Every few years, a game-changing event materializes that generates a significant impact on the internal audit profession. Take, for example, the U.S. Sarbanes-Oxley Act of 2002 and similar legislation around the world enacted more than a decade ago. Usually, we immediately recognize the importance of such an event, the risks it creates for our organization, and how it will impact our internal audit functions.
When Sarbanes-Oxley became the "Next Big Thing" in internal auditing, almost all of us anticipated the call for immediate action. We sharpened our pencils, headed off for training, and renewed our focus on assessing the effectiveness of financial controls.
Because we promptly took action, we were well-prepared to provide assurance about our organizations' readiness to members of management and the board. We also stepped to the plate when COSO 2013 was released. But Sarbanes-Oxley and COSO 2013 both focused on internal controls; and internal auditors are control experts. When the Next Big Thing in internal auditing is not specifically about internal controls, will we be ready?
Well, heads up! The Next Big Thing is here for many companies and their internal audit functions.
Recently announced changes to rules regarding revenue recognition — "Revenue from Contracts with Customers" — may, at first glance, seem to be little more than an issue for accounting. Indeed, the new standards aren't specifically about internal controls. But if you don't think this is important for internal auditors, think again. And it's something that offers extraordinary opportunities for us to give senior management and our boards much-needed assurance.
The new standards are not simply a fine-tuning of some old rules. They replace more than 200 pronouncements from both the U.S. Financial Accounting Standards Board and the International Accounting Standards Board, and they will cause sweeping changes in accounting practices in a number of industries.
Revenue-recognition issues rank among the most common causes of restatements of financial statements. So, where do internal auditors come in? One of the primary purposes of internal auditing is to offer independent, objective assurance. Our senior management teams and governing bodies are going to need such assurance that the new rules are being implemented appropriately. So, if you haven't included adequate coverage of revenue recognition in your audit plans, you are not serving your organization well and, worse, you could be putting it at risk.

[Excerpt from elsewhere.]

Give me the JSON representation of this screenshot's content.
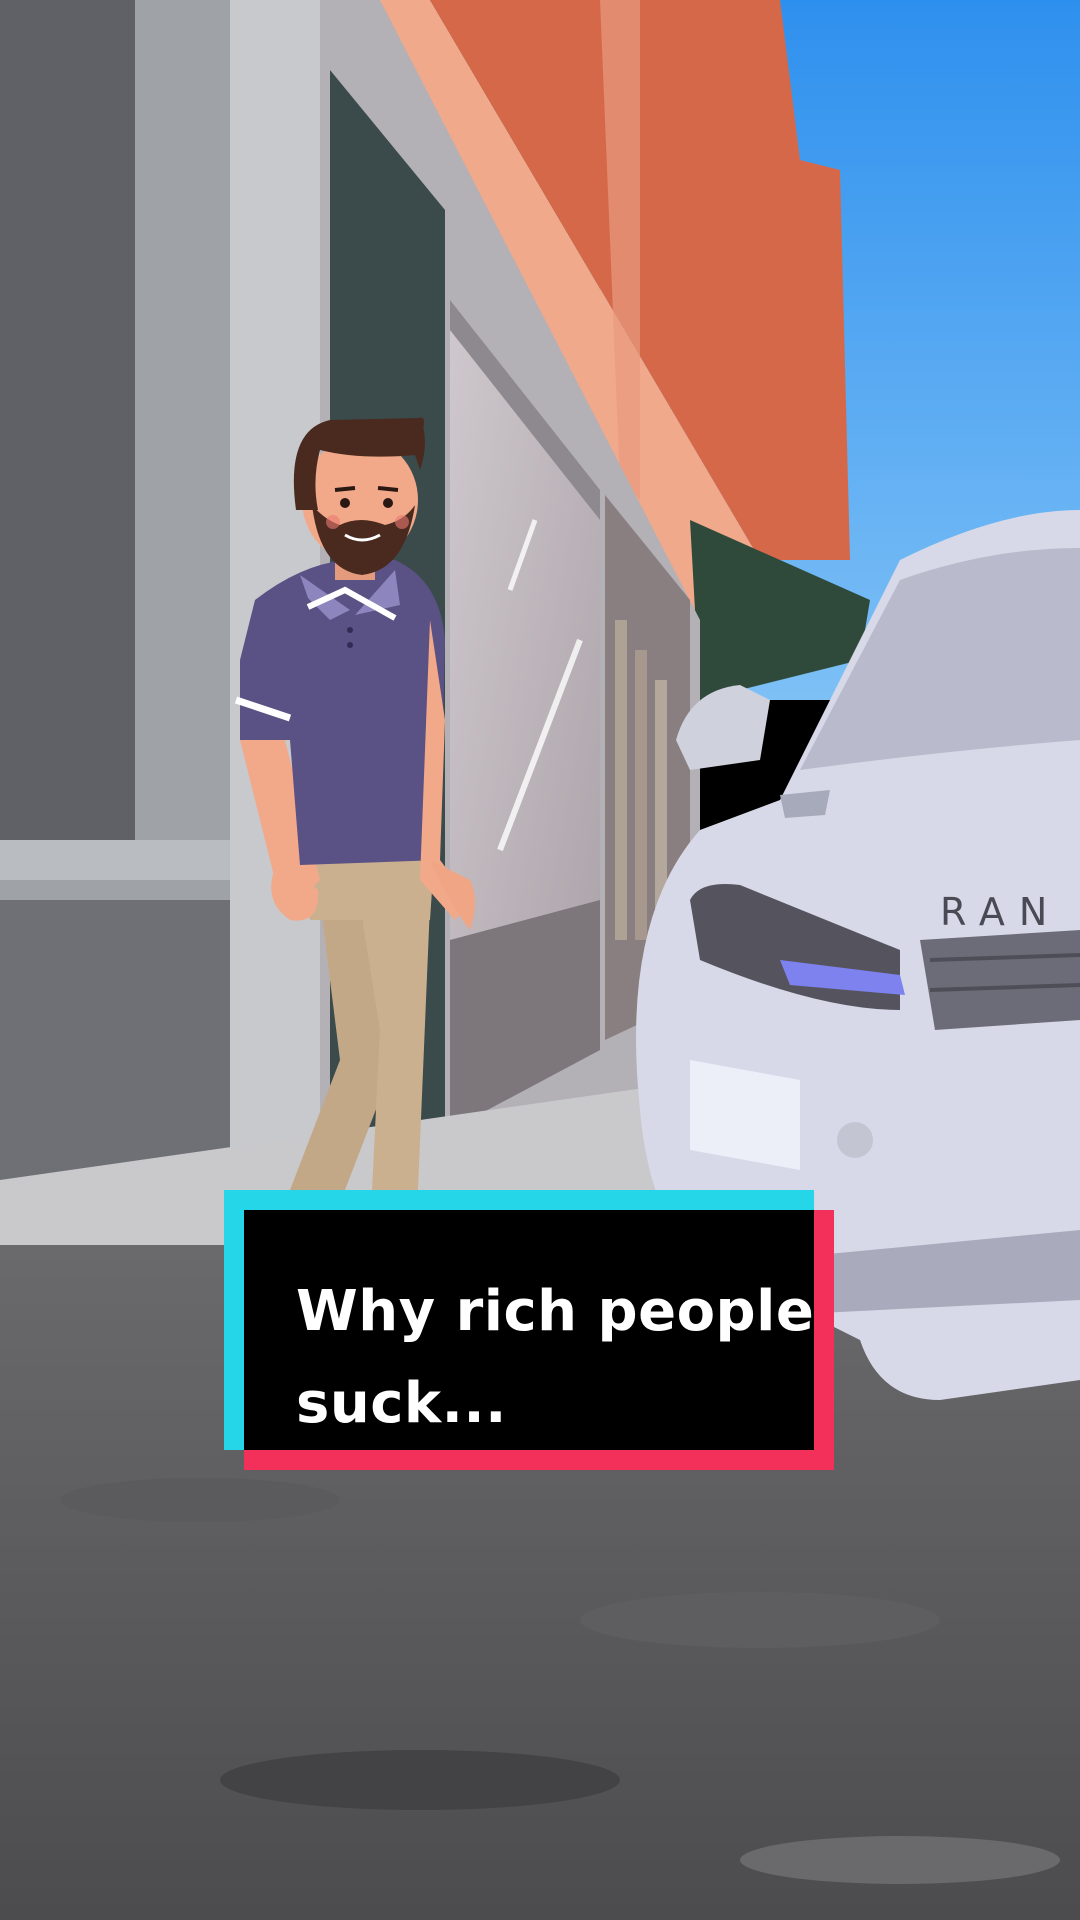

To be sure, internal auditors know that control breakdowns often occur when changes are made. Given the extent of the revisions in revenue-recognition practices, it's inevitable there will be some major bumps in the road. Your senior management team and board need to know your organization will not be one making headlines for the wrong reasons. Companies in software development, telecommunications, real estate, and asset management will likely see a major overhaul of accounting methods and systems, but all audit executives should become fluent with the new requirements.
If you are not yet up to speed on the new rules, you might want to start by reading summaries of the new standards by PricewaterhouseCoopers and Crowe Horwath. You also will find insight in industry publications including Compliance Week and Accountancy Age, as well as Financial Times and CFO Journal.
The new rules don't take effect immediately, but like Sarbanes-Oxley and COSO, it will take time to lay the proper groundwork for this Next Big Thing. Odds are, the subject of revenue recognition will come up in the executive offices at your organization. Will you be leading or following that conversation?
I'd like to hear from you on how to prepare for the Next Big Thing, whether it's revenue recognition or another milestone issue.